Outliving Cancer – A State of Action – Why many support programs don’t work


Why many support programs don’t work.


Cancer support groups have been around for decades. They usually get off to a great start and little-by-little they diminish in attendance and eventually dissolve. It is disheartening to make the decision to end a support group. It is difficult to understand why the group failed. It is even more difficult to justify that the patient no longer feels the need for support.


The group didn’t fail. It simply no longer filled the needs of the patient. As with everything else in life, “change” was the cause for diminished attendance. The needs of the patients changed. It was once very fulfilling for the patient to talk about their cancer diagnosis, their journey through treatment, and their emotions. There was comfort found in learning that they were not the only ones who dealt with specific emotions at the time of their cancer diagnosis. They found comfort learning that how they felt, what they thought, or how other people reacted to their diagnosis was normal.


The patient rarely stops attending a support group because they no longer need support. The patient stops coming because their needs change. They simply become uncomfortable hearing more and more stories, often like their own, of how patients were diagnosed, the details of what they endured and what it is like to experience treatment.  This repetitive component of sharing at each support group does not serve the needs of returning patients.


Through my 12 years outliving cancer and the 9+ years working at an oncology office, the “sharing” component of a support group is a delicate tightrope to walk – one which has been a constant threat to the success of any “support” group that I have participated in myself or created with an oncology social worker while working at an oncology office.


The returning patients have different expectations to be met. What do they want? What do they need?


The returning patients are ready to advance to a different level. They are anxious to learn what it takes to move forward with life. They find it uncomfortable or depressing to constantly relive the diagnosis phase of the journey. Since the support group isn’t assisting them to move forward, the patient stops attending. These patients still need support. What they need can only be fulfilled by offering them a new level of support – support that will provide them advancement towards outliving cancer.


There are constant changes in the needs of those attending a support group and so the functionality of the support group must become flexible and dynamic. Often facilitators, when they experience the mix of newly diagnosed patients with those who are more experienced on their cancer treatment journey, will evolve the support group to become educational support – completely removing the personal interaction of those attending. This educational form of support group becomes very tasking on the organizer because it requires a tremendous amount of time to coordinate the topics and locate the speakers of those topics. At times there may be additional costs (speaker fees) associated with educational support programs; making these programs targets for budget cuts. While an educational support programs are interesting and informative, the advanced support needs of the cancer patient remain unfulfilled. The patient is basically stuck at the emotional level that immediately follows the diagnosis or at the level of being “in treatment.” Today most cancer patients remain unsupported while they physically and emotionally advance towards outliving cancer.

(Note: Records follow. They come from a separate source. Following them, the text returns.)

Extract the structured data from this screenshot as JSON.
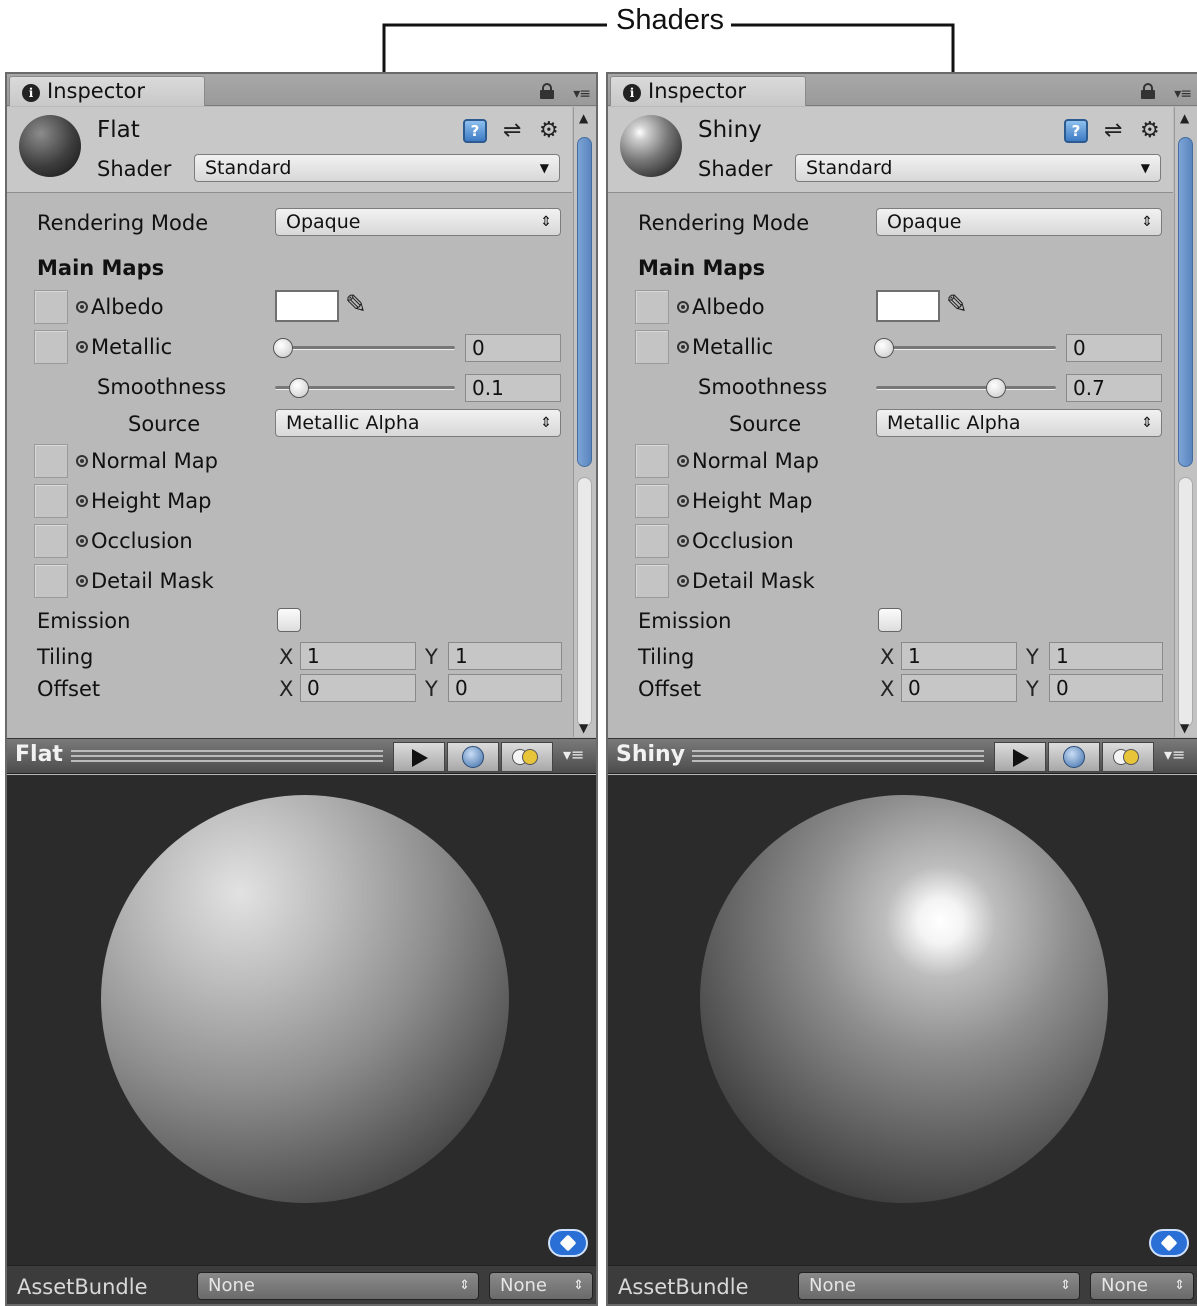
{
  "callout": {
    "label": "Shaders"
  },
  "panels": [
    {
      "tab": "Inspector",
      "material_name": "Flat",
      "shader_label": "Shader",
      "shader_value": "Standard",
      "rendering_mode_label": "Rendering Mode",
      "rendering_mode_value": "Opaque",
      "main_maps_label": "Main Maps",
      "albedo_label": "Albedo",
      "metallic_label": "Metallic",
      "metallic_value": "0",
      "smoothness_label": "Smoothness",
      "smoothness_value": "0.1",
      "source_label": "Source",
      "source_value": "Metallic Alpha",
      "normal_map_label": "Normal Map",
      "height_map_label": "Height Map",
      "occlusion_label": "Occlusion",
      "detail_mask_label": "Detail Mask",
      "emission_label": "Emission",
      "tiling_label": "Tiling",
      "offset_label": "Offset",
      "x_label": "X",
      "y_label": "Y",
      "tiling_x": "1",
      "tiling_y": "1",
      "offset_x": "0",
      "offset_y": "0",
      "preview_title": "Flat",
      "assetbundle_label": "AssetBundle",
      "assetbundle_name": "None",
      "assetbundle_variant": "None",
      "sphere_style": "matte"
    },
    {
      "tab": "Inspector",
      "material_name": "Shiny",
      "shader_label": "Shader",
      "shader_value": "Standard",
      "rendering_mode_label": "Rendering Mode",
      "rendering_mode_value": "Opaque",
      "main_maps_label": "Main Maps",
      "albedo_label": "Albedo",
      "metallic_label": "Metallic",
      "metallic_value": "0",
      "smoothness_label": "Smoothness",
      "smoothness_value": "0.7",
      "source_label": "Source",
      "source_value": "Metallic Alpha",
      "normal_map_label": "Normal Map",
      "height_map_label": "Height Map",
      "occlusion_label": "Occlusion",
      "detail_mask_label": "Detail Mask",
      "emission_label": "Emission",
      "tiling_label": "Tiling",
      "offset_label": "Offset",
      "x_label": "X",
      "y_label": "Y",
      "tiling_x": "1",
      "tiling_y": "1",
      "offset_x": "0",
      "offset_y": "0",
      "preview_title": "Shiny",
      "assetbundle_label": "AssetBundle",
      "assetbundle_name": "None",
      "assetbundle_variant": "None",
      "sphere_style": "glossy"
    }
  ],
  "icons": {
    "tab_info": "info-icon",
    "lock": "lock-icon",
    "help": "help-icon",
    "settings": "settings-icon",
    "gear": "gear-icon",
    "eyedropper": "eyedropper-icon",
    "play": "play-icon",
    "preview_sphere": "sphere-icon",
    "lights": "lights-icon",
    "asset_tag": "tag-icon"
  },
  "colors": {
    "inspector_bg": "#b9b9b9",
    "preview_bg": "#2b2b2b",
    "scroll_thumb": "#6a95cb",
    "asset_tag": "#2a6fd6"
  }
}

Being unsupported while advancing towards outliving cancer – being unsupported with tools of what to do and how to outlive cancer – only leaves the door open for a recurrence to occur. Today there is a void in support for cancer patients living beyond cancer treatment and yet there are those who do outlive cancer. It seems obvious to me that there is an opportunity for those of us who are outliving cancer to help cancer patients currently unsupported at the level where they are ready to advance.


I have observed that those who are outliving cancer are always up-tone individuals. Up-tone beings are always in action mode. They are in a constant state of “doing” – being causative – taking action – learning and using what they learn. That is why I created We Are Alive … Period! SPOTMANY Outliving Cancer program – a program of having those outliving cancer present at our gatherings so those in treatment can see, meet, and discuss success stories of outliving cancer. It is a hybrid of support groups and educational support programs. There is no other organized group like this – we are treading on new territory. As we now celebrate entering our third year, I have faith we can develop the perfect formula for success – success for each individual (outliving cancer) as well as for We Are Alive … Period! SPOTMANY Outliving Cancer program itself (growth in attendance and growth in the number of SPOTMANY locations).


We Are Alive … Period! SPOTMANY Outliving Cancer is a successful program that can pull us all through the cancer journey to the other side, the side of outliving cancer.